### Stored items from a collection
=== Begin Enclosure ===
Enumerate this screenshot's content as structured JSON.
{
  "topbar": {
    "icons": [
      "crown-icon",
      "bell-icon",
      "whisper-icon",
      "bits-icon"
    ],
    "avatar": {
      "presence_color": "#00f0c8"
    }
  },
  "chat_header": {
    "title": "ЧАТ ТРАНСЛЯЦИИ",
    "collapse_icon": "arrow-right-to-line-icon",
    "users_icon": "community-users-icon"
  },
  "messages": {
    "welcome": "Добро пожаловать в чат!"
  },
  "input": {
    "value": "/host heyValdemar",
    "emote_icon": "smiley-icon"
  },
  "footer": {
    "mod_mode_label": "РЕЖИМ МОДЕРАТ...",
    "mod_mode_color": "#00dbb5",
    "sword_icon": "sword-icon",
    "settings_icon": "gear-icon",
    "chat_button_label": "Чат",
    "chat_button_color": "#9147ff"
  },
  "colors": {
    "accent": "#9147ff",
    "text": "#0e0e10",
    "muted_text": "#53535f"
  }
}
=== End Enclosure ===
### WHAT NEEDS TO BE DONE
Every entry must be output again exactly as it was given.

### SOLUTION FOR THIS PROBLEM
Enumerate this screenshot's content as structured JSON.
{
  "topbar": {
    "icons": [
      "crown-icon",
      "bell-icon",
      "whisper-icon",
      "bits-icon"
    ],
    "avatar": {
      "presence_color": "#00f0c8"
    }
  },
  "chat_header": {
    "title": "ЧАТ ТРАНСЛЯЦИИ",
    "collapse_icon": "arrow-right-to-line-icon",
    "users_icon": "community-users-icon"
  },
  "messages": {
    "welcome": "Добро пожаловать в чат!"
  },
  "input": {
    "value": "/host heyValdemar",
    "emote_icon": "smiley-icon"
  },
  "footer": {
    "mod_mode_label": "РЕЖИМ МОДЕРАТ...",
    "mod_mode_color": "#00dbb5",
    "sword_icon": "sword-icon",
    "settings_icon": "gear-icon",
    "chat_button_label": "Чат",
    "chat_button_color": "#9147ff"
  },
  "colors": {
    "accent": "#9147ff",
    "text": "#0e0e10",
    "muted_text": "#53535f"
  }
}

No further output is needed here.